The word "JSON" occurs in some of the lines below; copy each of those lines.

§

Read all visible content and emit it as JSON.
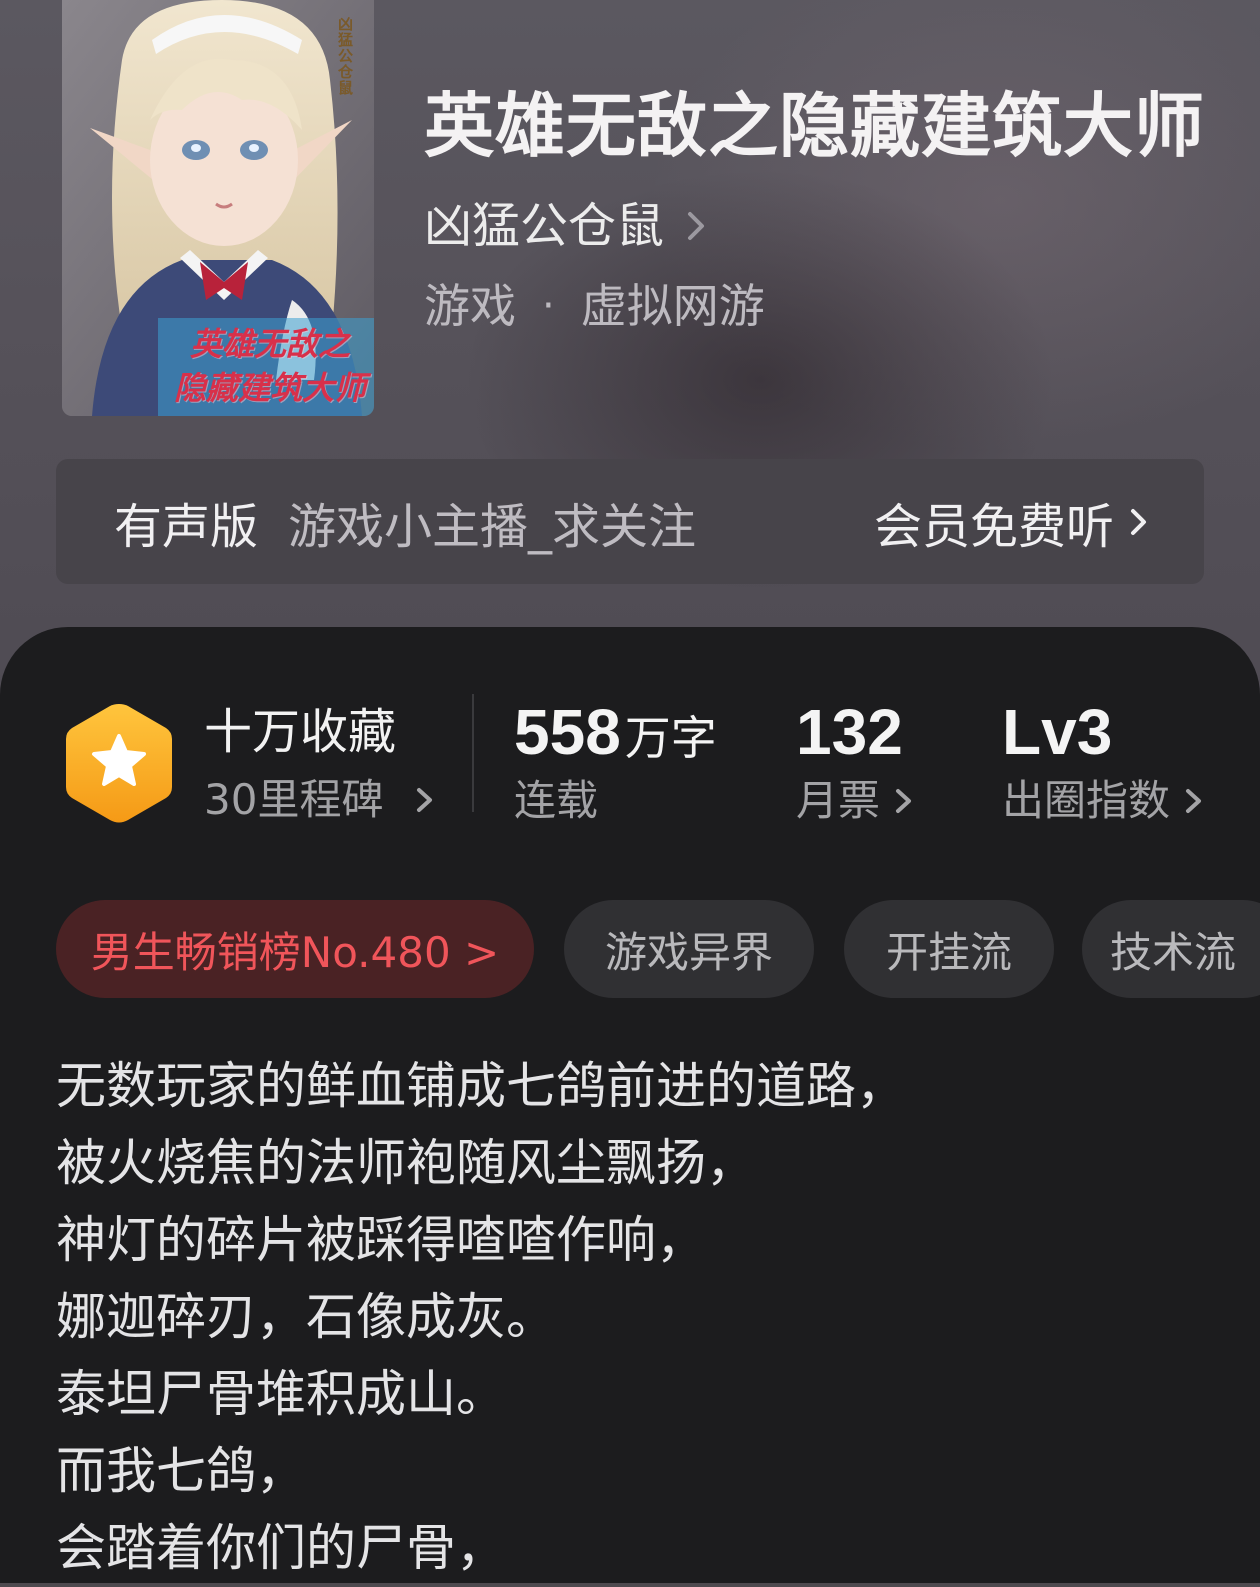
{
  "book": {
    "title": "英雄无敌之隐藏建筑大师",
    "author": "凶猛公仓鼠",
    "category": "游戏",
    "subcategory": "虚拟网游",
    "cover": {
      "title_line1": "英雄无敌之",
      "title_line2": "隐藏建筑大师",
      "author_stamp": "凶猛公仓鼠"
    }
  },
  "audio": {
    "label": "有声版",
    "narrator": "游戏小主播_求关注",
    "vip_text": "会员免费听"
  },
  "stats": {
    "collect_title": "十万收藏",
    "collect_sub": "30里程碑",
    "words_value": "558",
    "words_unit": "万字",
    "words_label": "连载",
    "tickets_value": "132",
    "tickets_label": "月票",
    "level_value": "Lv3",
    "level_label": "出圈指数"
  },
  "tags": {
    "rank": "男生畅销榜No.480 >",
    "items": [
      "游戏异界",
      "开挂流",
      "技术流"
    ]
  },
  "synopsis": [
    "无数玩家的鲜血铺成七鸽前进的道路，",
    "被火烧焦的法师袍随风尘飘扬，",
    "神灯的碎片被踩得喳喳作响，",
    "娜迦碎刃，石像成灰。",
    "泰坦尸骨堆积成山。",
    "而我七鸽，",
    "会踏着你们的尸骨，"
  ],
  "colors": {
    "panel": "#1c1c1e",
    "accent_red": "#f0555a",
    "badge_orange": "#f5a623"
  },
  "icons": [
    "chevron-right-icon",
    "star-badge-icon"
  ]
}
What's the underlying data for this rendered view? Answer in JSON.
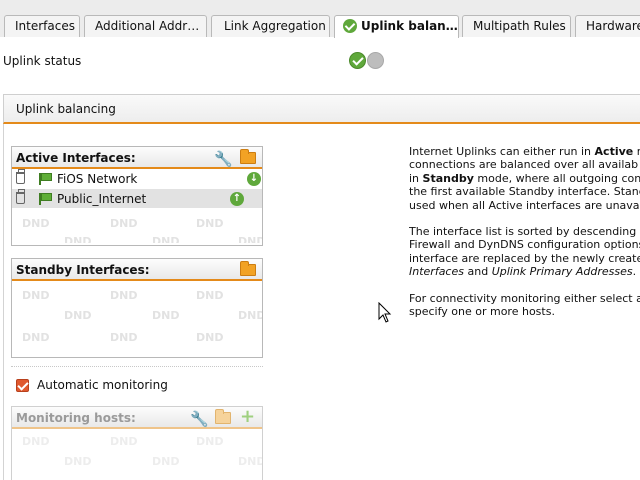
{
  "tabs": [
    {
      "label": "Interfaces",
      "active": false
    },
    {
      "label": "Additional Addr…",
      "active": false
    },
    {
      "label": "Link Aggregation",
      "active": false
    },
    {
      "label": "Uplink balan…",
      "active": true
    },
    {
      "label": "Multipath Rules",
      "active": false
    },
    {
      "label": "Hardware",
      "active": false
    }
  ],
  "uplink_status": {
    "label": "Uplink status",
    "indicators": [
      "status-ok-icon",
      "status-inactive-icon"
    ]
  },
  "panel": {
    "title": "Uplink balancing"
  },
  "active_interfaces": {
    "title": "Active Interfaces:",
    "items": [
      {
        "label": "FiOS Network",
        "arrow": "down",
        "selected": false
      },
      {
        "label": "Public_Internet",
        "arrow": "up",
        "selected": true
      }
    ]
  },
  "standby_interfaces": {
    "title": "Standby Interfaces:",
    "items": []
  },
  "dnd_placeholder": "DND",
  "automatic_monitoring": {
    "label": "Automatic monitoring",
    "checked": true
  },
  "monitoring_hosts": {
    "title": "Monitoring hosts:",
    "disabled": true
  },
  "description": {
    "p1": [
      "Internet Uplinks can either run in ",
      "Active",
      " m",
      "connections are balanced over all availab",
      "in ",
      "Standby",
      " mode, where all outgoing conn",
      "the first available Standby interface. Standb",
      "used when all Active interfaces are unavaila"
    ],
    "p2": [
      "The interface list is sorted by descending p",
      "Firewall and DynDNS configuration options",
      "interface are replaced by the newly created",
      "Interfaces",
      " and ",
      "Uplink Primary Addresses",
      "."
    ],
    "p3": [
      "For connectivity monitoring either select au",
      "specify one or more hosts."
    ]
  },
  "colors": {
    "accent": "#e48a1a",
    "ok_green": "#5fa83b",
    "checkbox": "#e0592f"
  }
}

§

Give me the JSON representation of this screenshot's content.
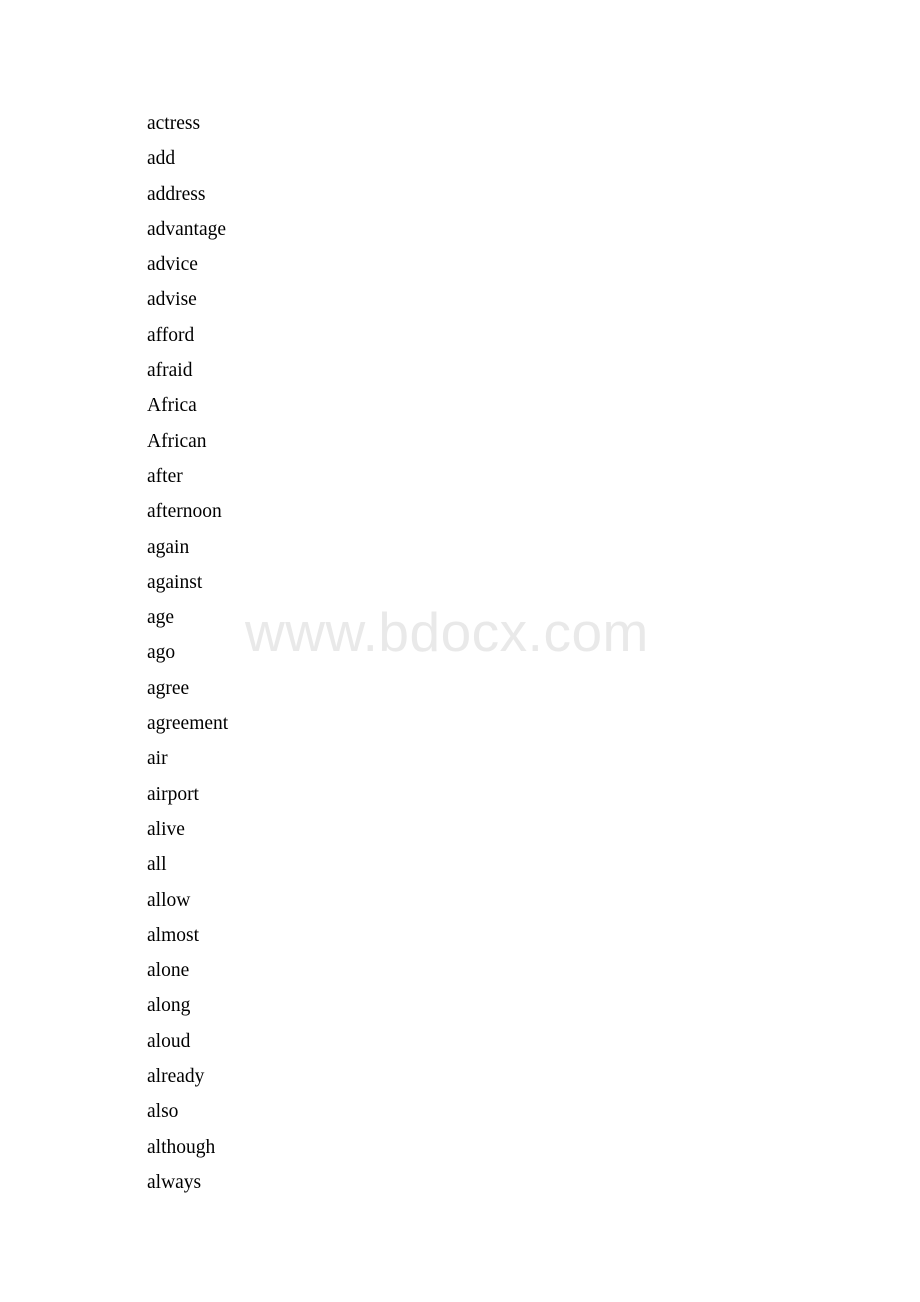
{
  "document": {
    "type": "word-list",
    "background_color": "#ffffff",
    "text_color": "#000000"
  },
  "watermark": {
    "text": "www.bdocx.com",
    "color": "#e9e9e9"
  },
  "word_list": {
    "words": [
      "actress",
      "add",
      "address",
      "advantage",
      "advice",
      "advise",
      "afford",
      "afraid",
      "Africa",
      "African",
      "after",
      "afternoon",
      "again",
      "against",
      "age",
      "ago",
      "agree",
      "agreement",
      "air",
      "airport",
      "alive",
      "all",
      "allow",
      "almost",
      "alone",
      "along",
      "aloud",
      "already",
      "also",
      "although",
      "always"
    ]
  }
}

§

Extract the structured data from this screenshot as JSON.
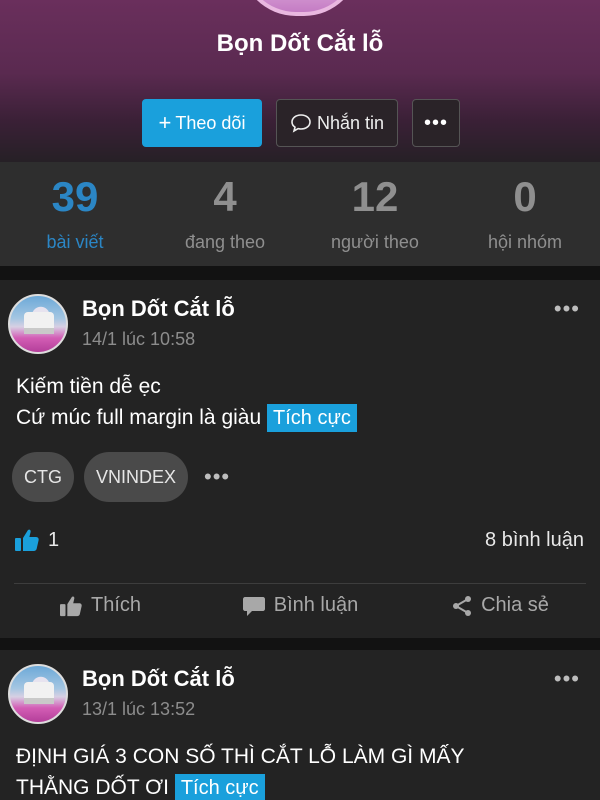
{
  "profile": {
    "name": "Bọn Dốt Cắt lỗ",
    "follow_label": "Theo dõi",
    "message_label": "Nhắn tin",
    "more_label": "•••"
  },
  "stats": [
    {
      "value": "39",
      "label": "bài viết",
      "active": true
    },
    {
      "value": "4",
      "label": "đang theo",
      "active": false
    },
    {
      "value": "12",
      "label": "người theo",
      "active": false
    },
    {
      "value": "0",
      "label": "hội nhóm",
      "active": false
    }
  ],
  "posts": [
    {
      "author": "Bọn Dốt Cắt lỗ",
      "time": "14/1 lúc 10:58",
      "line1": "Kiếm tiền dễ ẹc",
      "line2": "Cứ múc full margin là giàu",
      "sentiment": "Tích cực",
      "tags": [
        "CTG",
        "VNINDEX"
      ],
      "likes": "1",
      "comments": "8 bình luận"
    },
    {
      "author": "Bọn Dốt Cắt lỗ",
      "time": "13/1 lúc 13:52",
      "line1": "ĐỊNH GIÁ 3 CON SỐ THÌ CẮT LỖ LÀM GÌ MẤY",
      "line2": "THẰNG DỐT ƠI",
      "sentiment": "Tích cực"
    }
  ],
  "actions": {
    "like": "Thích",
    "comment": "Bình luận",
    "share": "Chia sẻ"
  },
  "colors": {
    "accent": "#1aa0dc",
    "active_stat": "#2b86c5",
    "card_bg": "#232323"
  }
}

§

> _Answer space_
Read all visible content and emit it as JSON.
What's the underlying data for this rendered view? Answer in JSON.
Give me the JSON representation of this screenshot's content.
Extract the structured data from this screenshot as JSON.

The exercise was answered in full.